One day during the holidays I was outside on our back deck. While outside, my son had called from prison and I missed the call. If you don’t pick up, they can’t leave a voice-mail. Often they lose their turn for that day. I immediately went into ANGER for having missed the call. What was I doing outside? Why did I have to do that? Then I went into blame, I blamed the dogs who were whining to go out…then I blamed my relative for having her dogs at my house and me having to “dog-sit” them. I was getting irrational yet my emotions were very strong. My part? If I were to be honest, I’d have to admit I wanted to go outside and pull a few weeds in the beautiful rare sunshine we were having. The dogs were just the excuse. My sponsor would say “life goes on – you can’t wait or live your life with expectations from someone else.” My son will call again when he is able and I will receive his call when I am able. And this is exactly what happened. Upon reflection, I realized how sad I was to have missed his call and I was able to feel that sorrow but not have it dominate the rest of my day. Old behaviors pop up and I’m reminded how easily I can relapse.  With a program of recovery, I have tools to help me rebound.  I turn my old behaviors into moments of humility and my serenity is restored.

Sunday Inspiration

“You will not be punished for your anger, you will be punished by your anger.”

 

-Buddha

It’s a mad mad mad mad world!

It struck me the other day that there is a very fine line between being mad at our kids and going mad over our kids. At one end of the continuum, we’ve got anger; at the other, insanity. That realization got me thinking about the word “mad” and how it can represent the full spectrum of parental experience.  To wit:

  • I’m madly in love with you.
  • I’m mad at you.
  • I’m mad as hell and not going to take it anymore! (Al-Anon calls this detachment.  In the ideal world, this would be tempered with love)
  • Stop the madness.
  • I’ve gone mad!

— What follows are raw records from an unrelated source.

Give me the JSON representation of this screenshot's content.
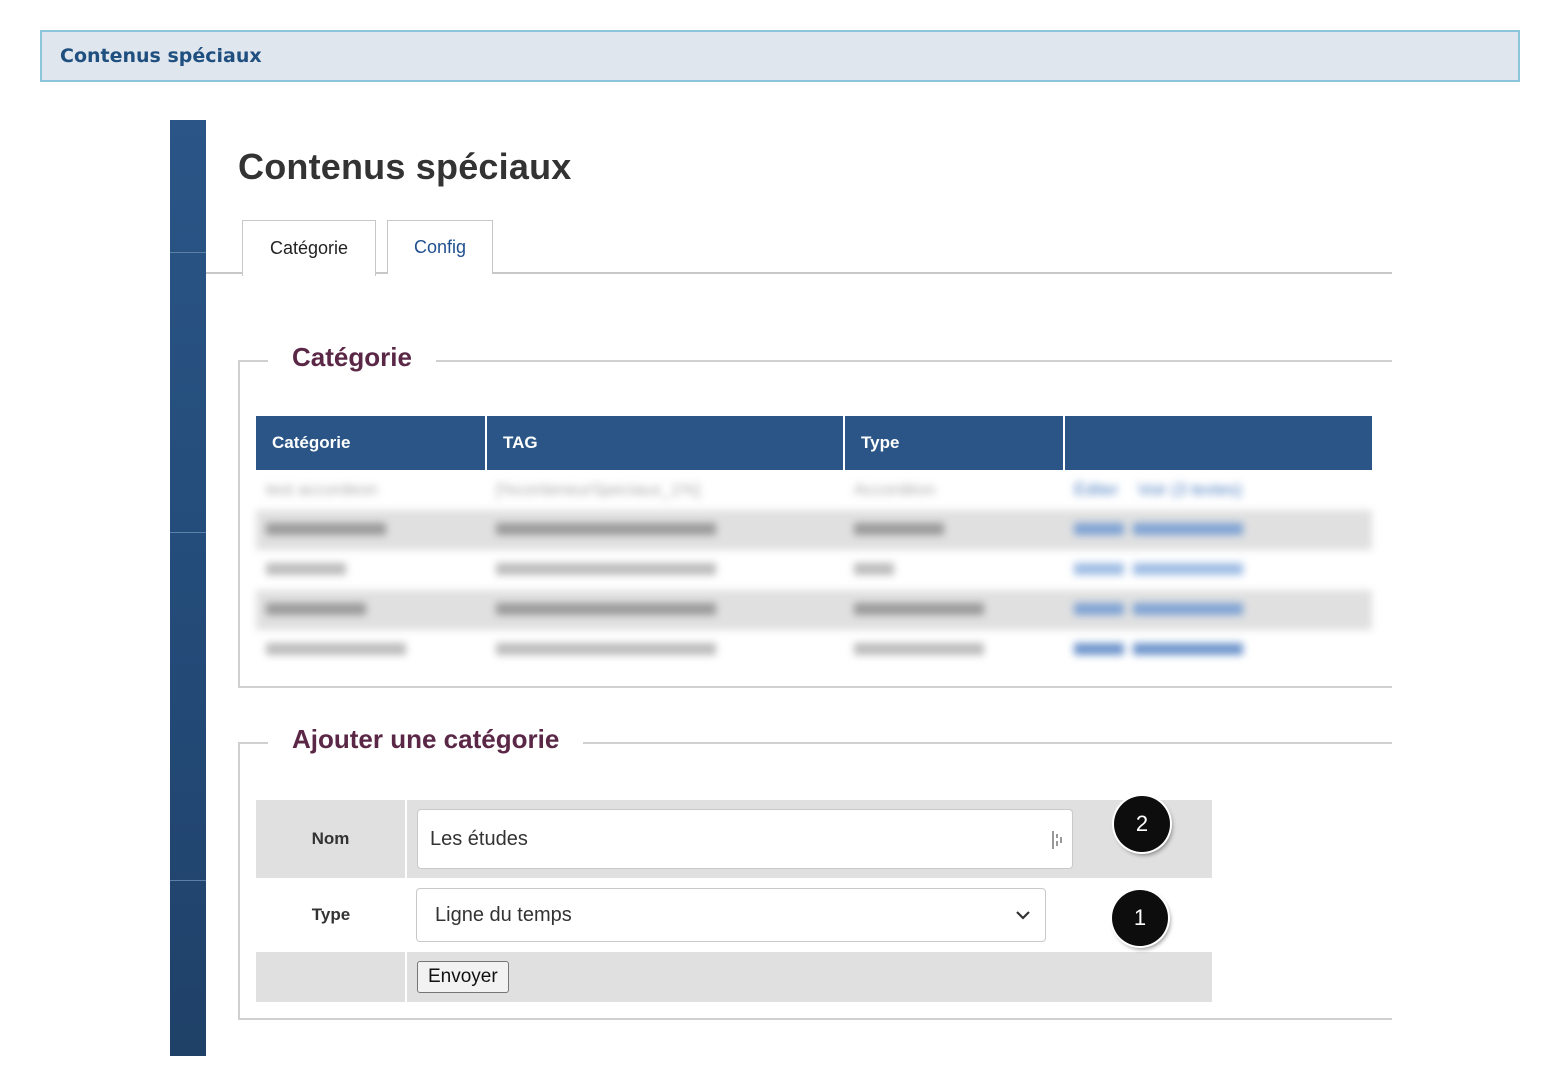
{
  "banner": {
    "title": "Contenus spéciaux"
  },
  "page": {
    "title": "Contenus spéciaux"
  },
  "tabs": [
    {
      "label": "Catégorie",
      "active": true
    },
    {
      "label": "Config",
      "active": false
    }
  ],
  "category_section": {
    "legend": "Catégorie",
    "columns": [
      "Catégorie",
      "TAG",
      "Type",
      ""
    ],
    "rows": [
      {
        "name": "test accordeon",
        "tag": "[%conteneurSpeciaux_1%]",
        "type": "Accordéon",
        "edit": "Éditer",
        "view": "Voir (3 textes)"
      }
    ],
    "blurred_row_count": 4
  },
  "add_section": {
    "legend": "Ajouter une catégorie",
    "name_label": "Nom",
    "name_value": "Les études",
    "type_label": "Type",
    "type_value": "Ligne du temps",
    "submit_label": "Envoyer"
  },
  "markers": {
    "one": "1",
    "two": "2"
  },
  "colors": {
    "header_blue": "#2a5586",
    "legend_purple": "#5a2746",
    "banner_border": "#8cc6da"
  }
}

We’ve all seen how our incessant anger at teen addiction can percolate into an uncontrollable obsession that commandeers our lives. I reached that point when my doctor asked me how I was doing, and I reported on my son’s travails instead.  Like a deer in the headlights, I froze when she reminded me that I was not my child. I was so enmeshed in his wellness and illness that it had become my own.

Saying “No” to madness can mean the difference between getting off the ledge or going over the edge. How do we separate from our children when their substance abuse has hijacked our brains? How do we stop the madness and detach with love?  Readers, please share comments on this important topic.